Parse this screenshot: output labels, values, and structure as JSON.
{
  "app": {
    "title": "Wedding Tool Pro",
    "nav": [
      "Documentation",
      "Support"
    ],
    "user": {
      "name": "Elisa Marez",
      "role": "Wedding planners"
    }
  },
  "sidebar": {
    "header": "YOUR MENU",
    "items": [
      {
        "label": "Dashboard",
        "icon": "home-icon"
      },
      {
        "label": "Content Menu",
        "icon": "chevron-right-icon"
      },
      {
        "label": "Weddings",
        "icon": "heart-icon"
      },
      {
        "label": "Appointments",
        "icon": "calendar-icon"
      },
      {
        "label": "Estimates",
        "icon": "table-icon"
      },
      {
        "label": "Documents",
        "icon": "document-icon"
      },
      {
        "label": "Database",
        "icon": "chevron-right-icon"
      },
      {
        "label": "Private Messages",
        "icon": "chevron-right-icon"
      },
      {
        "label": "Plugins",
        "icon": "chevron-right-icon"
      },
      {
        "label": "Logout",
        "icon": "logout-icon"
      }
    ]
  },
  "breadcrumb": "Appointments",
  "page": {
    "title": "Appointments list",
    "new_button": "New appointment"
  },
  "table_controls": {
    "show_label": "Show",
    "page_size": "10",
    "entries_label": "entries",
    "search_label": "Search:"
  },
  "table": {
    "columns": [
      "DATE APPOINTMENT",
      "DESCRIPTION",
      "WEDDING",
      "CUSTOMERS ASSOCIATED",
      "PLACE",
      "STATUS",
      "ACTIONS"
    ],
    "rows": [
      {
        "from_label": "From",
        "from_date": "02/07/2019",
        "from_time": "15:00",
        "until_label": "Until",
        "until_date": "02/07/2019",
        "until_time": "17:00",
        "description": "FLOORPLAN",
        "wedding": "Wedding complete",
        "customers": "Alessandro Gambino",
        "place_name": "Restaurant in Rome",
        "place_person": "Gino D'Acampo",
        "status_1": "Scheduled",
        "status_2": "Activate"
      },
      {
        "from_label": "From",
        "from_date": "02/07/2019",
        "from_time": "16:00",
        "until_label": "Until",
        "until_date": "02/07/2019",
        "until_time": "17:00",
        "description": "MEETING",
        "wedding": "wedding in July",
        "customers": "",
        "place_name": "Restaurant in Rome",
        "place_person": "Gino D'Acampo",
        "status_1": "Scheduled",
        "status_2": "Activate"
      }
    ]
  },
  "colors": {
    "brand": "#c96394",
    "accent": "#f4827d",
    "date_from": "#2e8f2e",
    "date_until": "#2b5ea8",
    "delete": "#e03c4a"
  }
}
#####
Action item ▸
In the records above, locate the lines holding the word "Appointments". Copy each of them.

Solution for this task ▸
        "label": "Appointments",
  "breadcrumb": "Appointments",
    "title": "Appointments list",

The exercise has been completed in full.